Analysis of human expressions could teach androids to smile

New research led by Osaka University, Japan, has examined the mechanisms of human facial expressions to understand how robots can more effectively convey and recognise our emotions.


A robot’s ability to understand and display human emotion has long been a trope of science fiction stories, but new multi-institutional research has begun mapping the intricacies of human facial movements to bring this idea closer to reality.

Researchers used 125 tracking markers attached to a person’s face to closely examine 44 different singular facial actions, from blinking to raising the corner of the mouth.

Information gathered by this study could help researchers develop and improve artificial faces, both digitally on screens and, ultimately, physically for the faces of android robots. The study aimed to understand tensions and compressions in human facial structure, with the hope to allow these artificial expressions to appear more accurate and natural.

The researchers said this work could have applications beyond robotics, for improved facial recognition or medical diagnoses, for example, the latter of which currently relies on a doctor’s intuition to notice abnormalities in facial movement.

In a statement, Hisashi Ishihara, lead author of the study, said: “Our faces are so familiar to us that we don’t notice the fine details, but from an engineering perspective, they are amazing information display devices. By looking at people's facial expressions, we can tell when a smile is hiding sadness, or whether someone’s feeling tired or nervous.”

The research stated that every facial expression comes with a variety of local deformation, as muscles stretch and compress the skin, so even the simplest motions can be surprisingly complex.

Our faces contain a collection of different tissues below the skin, from muscle fibres to fatty adipose, all working simultaneously to convey how we are feeling. This intricate system is what makes facial expressions so subtle and nuanced, in turn making them challenging to replicate artificially.

According to the research team, current replication has relied on ‘much simpler’ measurements of the overall face shape and motion of points chosen on skin before and after movements.

“The facial structure beneath our skin is complex,” said Akihiro Nakatani, senior author. “The deformation analysis in this study could explain how sophisticated expressions, which comprise both stretched and compressed skin, can result from deceivingly simple facial actions.”

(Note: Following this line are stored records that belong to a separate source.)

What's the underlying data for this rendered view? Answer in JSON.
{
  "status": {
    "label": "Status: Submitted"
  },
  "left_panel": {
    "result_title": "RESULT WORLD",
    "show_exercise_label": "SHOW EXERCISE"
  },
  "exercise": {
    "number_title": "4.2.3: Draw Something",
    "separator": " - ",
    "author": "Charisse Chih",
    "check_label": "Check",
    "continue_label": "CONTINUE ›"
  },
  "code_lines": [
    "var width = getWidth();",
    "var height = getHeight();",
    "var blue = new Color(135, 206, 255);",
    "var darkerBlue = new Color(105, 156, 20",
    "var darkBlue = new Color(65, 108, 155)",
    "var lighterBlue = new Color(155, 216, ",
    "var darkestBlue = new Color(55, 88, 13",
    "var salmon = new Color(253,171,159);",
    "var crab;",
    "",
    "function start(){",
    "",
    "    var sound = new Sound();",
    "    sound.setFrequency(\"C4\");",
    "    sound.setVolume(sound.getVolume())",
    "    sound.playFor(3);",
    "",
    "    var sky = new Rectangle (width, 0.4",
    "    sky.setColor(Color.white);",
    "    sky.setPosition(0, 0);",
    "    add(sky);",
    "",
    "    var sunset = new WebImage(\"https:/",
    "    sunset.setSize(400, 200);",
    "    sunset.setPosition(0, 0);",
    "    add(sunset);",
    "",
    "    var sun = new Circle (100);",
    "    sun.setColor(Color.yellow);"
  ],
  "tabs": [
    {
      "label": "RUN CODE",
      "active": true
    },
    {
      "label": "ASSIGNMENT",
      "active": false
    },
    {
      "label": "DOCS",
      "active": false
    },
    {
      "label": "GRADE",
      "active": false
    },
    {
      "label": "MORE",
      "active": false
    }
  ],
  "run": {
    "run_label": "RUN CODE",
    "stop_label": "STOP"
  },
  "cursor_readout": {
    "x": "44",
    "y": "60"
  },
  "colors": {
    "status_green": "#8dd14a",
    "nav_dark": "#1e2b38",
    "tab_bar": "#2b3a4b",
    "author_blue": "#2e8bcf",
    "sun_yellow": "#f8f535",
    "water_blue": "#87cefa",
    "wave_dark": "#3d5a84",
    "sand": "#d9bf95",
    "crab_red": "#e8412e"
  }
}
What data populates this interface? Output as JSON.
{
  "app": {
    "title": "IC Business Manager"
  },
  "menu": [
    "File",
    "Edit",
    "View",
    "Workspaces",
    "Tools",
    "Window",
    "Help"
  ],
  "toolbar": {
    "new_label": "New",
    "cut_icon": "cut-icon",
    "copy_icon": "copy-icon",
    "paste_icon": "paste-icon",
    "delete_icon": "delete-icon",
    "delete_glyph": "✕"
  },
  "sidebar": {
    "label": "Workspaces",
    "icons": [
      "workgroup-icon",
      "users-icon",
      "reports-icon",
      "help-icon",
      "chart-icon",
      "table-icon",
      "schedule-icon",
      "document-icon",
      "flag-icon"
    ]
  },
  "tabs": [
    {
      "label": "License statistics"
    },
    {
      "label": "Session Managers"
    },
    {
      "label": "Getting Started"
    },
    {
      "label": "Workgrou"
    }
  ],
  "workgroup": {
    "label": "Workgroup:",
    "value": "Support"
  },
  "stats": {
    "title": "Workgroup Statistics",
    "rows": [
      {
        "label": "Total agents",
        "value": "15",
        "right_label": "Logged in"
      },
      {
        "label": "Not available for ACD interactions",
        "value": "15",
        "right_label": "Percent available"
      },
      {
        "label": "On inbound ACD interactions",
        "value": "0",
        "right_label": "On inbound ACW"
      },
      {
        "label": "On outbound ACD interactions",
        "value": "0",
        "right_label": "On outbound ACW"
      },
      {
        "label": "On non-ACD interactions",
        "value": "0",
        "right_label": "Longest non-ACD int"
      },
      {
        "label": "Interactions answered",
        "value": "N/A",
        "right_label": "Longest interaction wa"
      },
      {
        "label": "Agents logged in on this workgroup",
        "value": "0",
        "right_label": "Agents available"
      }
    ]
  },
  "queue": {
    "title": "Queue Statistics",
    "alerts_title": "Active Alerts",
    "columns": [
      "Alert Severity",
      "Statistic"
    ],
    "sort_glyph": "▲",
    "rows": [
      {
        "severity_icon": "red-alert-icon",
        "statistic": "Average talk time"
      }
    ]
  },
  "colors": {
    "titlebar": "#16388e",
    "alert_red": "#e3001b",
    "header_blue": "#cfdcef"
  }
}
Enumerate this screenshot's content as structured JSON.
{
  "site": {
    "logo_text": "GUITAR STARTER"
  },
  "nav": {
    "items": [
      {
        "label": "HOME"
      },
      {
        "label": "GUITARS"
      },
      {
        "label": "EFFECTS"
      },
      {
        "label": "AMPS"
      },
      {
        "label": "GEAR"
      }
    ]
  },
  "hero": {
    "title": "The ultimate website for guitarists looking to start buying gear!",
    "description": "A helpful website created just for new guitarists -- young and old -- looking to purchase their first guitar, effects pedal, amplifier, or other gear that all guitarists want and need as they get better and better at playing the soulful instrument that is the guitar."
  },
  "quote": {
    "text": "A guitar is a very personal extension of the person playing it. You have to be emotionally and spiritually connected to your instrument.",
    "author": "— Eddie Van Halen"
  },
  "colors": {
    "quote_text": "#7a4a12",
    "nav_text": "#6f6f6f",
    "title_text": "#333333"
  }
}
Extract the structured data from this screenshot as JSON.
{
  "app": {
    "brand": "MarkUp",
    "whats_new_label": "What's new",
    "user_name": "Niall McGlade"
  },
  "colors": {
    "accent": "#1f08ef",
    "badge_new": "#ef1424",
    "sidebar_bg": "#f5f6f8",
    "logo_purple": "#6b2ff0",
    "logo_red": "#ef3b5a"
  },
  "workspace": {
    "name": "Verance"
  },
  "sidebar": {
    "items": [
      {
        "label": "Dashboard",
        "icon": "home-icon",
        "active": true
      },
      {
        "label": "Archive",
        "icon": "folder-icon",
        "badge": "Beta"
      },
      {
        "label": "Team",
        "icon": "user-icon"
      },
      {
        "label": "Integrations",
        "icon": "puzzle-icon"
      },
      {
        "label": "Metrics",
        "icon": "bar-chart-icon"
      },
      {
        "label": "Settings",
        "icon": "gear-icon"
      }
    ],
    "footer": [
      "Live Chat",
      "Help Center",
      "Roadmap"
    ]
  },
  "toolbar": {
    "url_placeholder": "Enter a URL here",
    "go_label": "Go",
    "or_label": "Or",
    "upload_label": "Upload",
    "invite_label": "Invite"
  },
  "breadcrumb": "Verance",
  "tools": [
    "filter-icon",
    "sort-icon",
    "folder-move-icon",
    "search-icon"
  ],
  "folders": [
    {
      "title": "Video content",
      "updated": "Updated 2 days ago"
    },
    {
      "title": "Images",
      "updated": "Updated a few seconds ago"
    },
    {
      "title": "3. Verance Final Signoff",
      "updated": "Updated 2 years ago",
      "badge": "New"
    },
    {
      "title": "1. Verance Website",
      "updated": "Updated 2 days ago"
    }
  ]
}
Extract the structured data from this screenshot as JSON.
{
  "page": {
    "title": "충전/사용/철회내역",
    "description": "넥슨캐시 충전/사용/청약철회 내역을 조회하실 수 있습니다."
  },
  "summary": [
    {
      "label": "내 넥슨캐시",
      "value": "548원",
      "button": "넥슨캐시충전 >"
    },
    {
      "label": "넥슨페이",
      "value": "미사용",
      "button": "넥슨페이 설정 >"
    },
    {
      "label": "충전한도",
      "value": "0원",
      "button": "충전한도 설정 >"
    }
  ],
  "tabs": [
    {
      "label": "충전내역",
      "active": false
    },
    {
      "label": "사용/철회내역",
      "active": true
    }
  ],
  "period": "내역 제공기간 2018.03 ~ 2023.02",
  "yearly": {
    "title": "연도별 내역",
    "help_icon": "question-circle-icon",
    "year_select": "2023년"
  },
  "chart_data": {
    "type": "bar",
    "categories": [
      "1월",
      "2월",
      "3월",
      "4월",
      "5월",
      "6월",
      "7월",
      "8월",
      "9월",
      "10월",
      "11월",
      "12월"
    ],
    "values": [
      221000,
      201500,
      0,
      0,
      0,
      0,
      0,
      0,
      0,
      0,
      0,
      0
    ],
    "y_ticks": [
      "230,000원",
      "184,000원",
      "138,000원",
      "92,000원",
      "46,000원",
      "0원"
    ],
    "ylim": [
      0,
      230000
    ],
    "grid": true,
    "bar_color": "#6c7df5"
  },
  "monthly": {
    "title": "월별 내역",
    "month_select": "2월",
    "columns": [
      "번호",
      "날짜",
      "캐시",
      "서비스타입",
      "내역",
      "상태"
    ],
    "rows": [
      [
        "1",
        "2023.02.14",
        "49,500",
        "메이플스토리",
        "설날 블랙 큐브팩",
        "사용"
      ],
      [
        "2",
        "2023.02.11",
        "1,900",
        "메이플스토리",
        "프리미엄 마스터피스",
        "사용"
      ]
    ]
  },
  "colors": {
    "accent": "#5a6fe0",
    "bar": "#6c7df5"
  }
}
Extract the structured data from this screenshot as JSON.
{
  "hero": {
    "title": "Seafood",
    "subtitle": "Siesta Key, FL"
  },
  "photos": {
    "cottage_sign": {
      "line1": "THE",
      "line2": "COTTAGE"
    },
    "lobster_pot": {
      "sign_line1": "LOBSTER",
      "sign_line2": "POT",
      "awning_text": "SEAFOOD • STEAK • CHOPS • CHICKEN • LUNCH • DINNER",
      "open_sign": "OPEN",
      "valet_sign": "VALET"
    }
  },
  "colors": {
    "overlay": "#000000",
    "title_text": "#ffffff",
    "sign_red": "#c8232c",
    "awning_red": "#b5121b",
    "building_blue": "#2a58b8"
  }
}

The study has only examined the face of one person so far, but researchers hope to increase this to gain a fuller understanding of human facial motions.

The report, ‘Visualization and analysis of skin strain distribution in various human facial actions’, published in the Mechanical Engineering Journal, can be read in full here.